The aim of this chapter is to review some econometric terms and methods that are particularly useful for empirical macroeconomics. The technical level of the chapter assumes completion of an intermediate or good introductory course such as covered by, for example, Dougherty (2011) or Wooldridge (2011). Ideally, some knowledge of the linear regression model in matrix-vector notation would also be helpful, such as provided in Greene (2011). This chapter proceeds as follows. The starting point for the analysis of macroeconomic time series is univariate modelling, a classic case being Nelson and Plosser’s (1982) analysis of a number of macroeconomic time series to assess whether they were generated by unit root processes, a finding that would have implications not only for econometric analysis but, from a macroeconomic perspective, also for the persistence of shocks and the generation of the business cycle. There are two basic concepts that enable a better understanding of the framework of unit root tests, the first being that of a stochastic process and the second that of stationarity and non-stationarity, and these are outlined in sectio . Stationarity is a property related to the process generating the observable data of macroeconomic analysis, although one often finds a shorthand reference to the stationarity or non-stationarity of the data or of a particular time series.

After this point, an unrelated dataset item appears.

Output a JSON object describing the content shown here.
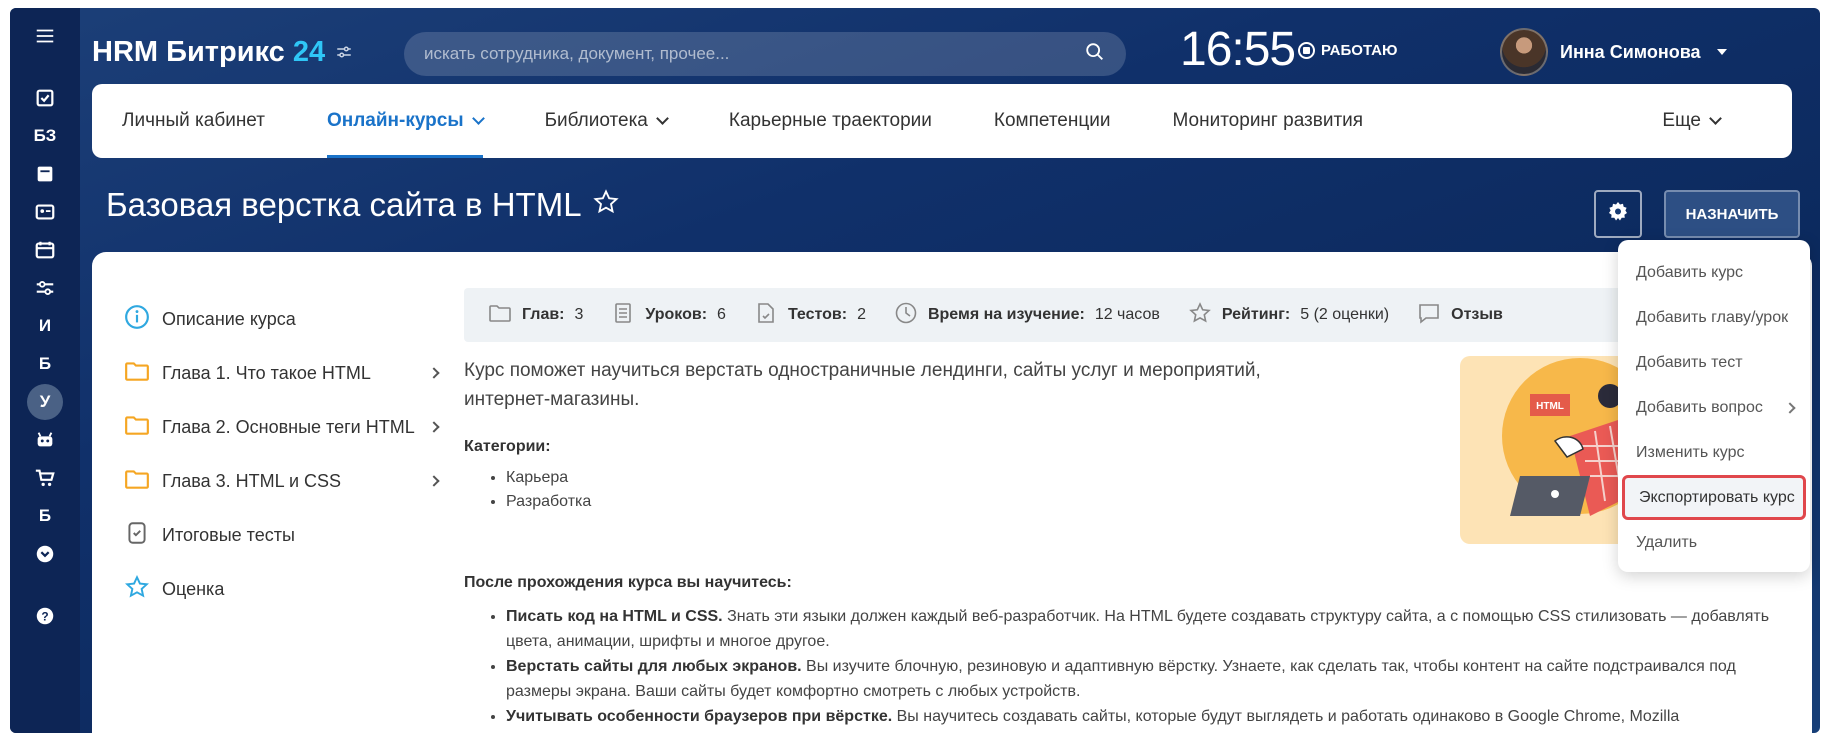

You are not authenticated to view the full text of this chapter or article.
Get access to the full article by using one of the access options below.